Those hostages, prey recall, were officers and officials of teh government, not their famillies - nor, cf. krondstadt, were they the famillies of workers...
: All of this, too, was in the 'proletarian cause' you seem to carelessly disregard.
No disregard at all, however, since the essence of Marxian thinking is to examine social relations, it is behooven of us to examine the social relation implicit in a Terror and see whether it is actually effective in teh service of the workers' interests - I think the clear evidence is that it is not.
Violence is hopelessly impractical - every dead person is a brother, mother, sister, friend - all of which causes bad blood. Further, the terror is the tool of a minority, it is necessary for a minority to impose its will, a socialist movement would have no need of terror, or the essentially counter-revolutionary social relations of a terror.

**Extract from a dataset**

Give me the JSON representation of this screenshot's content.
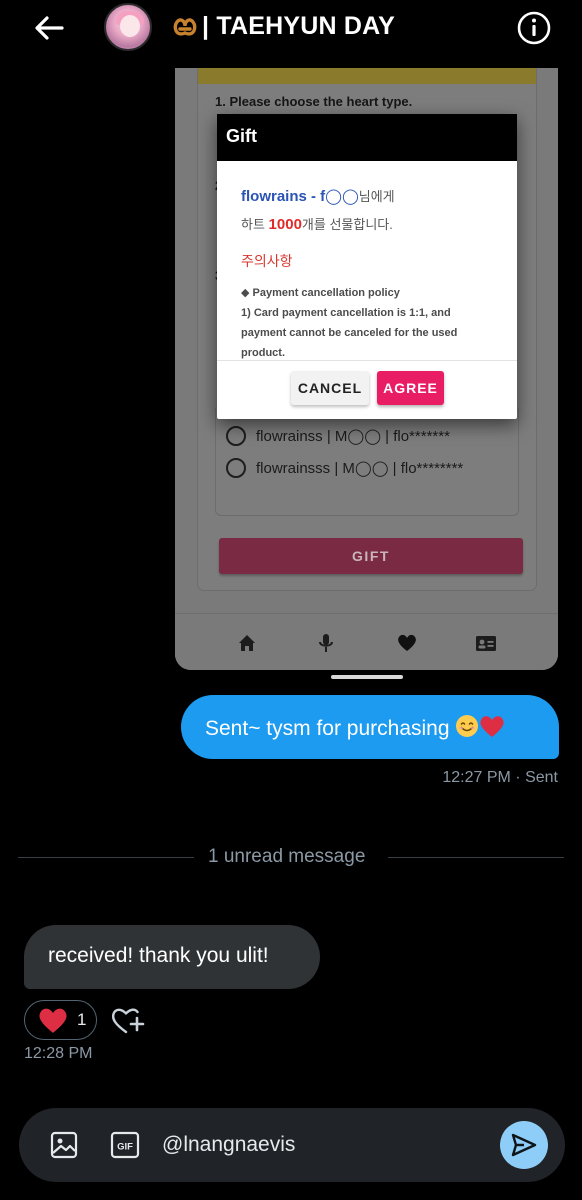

: That's right. Can't tell the difference between capitalists and Marxists anymore, RD?
Strangely, Trotsky also imprisoned proles, and executed more than enough - the cheka imprisoned non-party proles to help gerrymander the soviets - precious few capitalists were on teh recieving end of the red terror.
Further, who is to decide exactly who is acting in the class interest of the proles? It seems, according to trotsky's logic, that any bugger can decide that he is acting in the class interest of the working class, and justify his actions.

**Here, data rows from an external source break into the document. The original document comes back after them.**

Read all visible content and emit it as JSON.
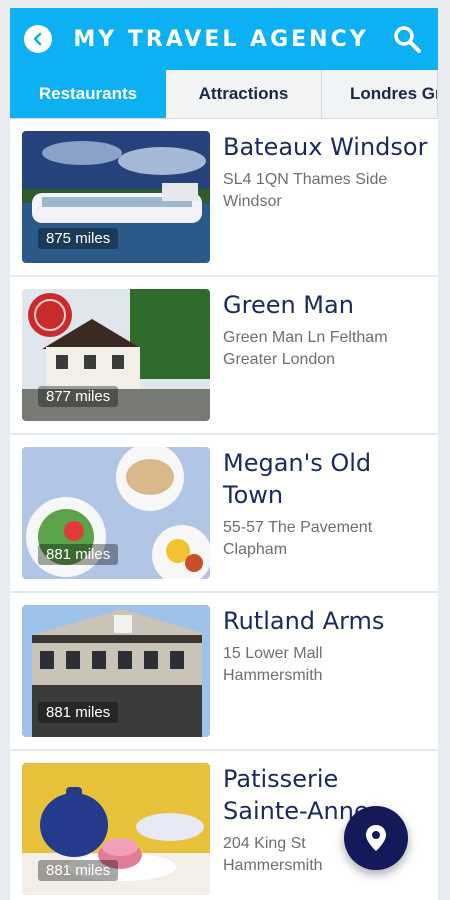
{
  "header": {
    "title": "MY TRAVEL AGENCY",
    "back_icon": "chevron-left-icon",
    "search_icon": "search-icon"
  },
  "tabs": [
    {
      "label": "Restaurants",
      "active": true
    },
    {
      "label": "Attractions",
      "active": false
    },
    {
      "label": "Londres Gr",
      "active": false
    }
  ],
  "places": [
    {
      "name": "Bateaux Windsor",
      "address_line1": "SL4 1QN Thames Side",
      "address_line2": "Windsor",
      "distance": "875 miles"
    },
    {
      "name": "Green Man",
      "address_line1": "Green Man Ln Feltham",
      "address_line2": "Greater London",
      "distance": "877 miles"
    },
    {
      "name": "Megan's Old Town",
      "address_line1": "55-57 The Pavement",
      "address_line2": "Clapham",
      "distance": "881 miles"
    },
    {
      "name": "Rutland Arms",
      "address_line1": "15 Lower Mall",
      "address_line2": "Hammersmith",
      "distance": "881 miles"
    },
    {
      "name": "Patisserie Sainte-Anne",
      "address_line1": "204 King St",
      "address_line2": "Hammersmith",
      "distance": "881 miles"
    }
  ],
  "fab": {
    "icon": "map-pin-icon"
  },
  "colors": {
    "accent": "#0db1f3",
    "title_text": "#1b2a5c",
    "fab": "#14195a"
  }
}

: The real amusement is that you call yourself a Marxist.
Well, I looked at my 'marxist contract', and it doesn't seem to include supporting rule by terror.
The acme of Marxian 'ethics' must surely be that humans ought to be in a position to be an end in themselves (quasi kantian stylee), to develop their full human (i.e. social) potential. Violence is inherently anti-social, counter productive, and destructive of necessary resources. Surely it is encumbant upon revolutionaries to avoid violence where ever possible - and political democracy presents us with that possibility - as Marx observed to teh workers of hollabnd (and England).
"Parties do not make revolutions, only nations" Marx, interview with Chicago tribune - interesting quote methinks, just randomly bubbled to my mind...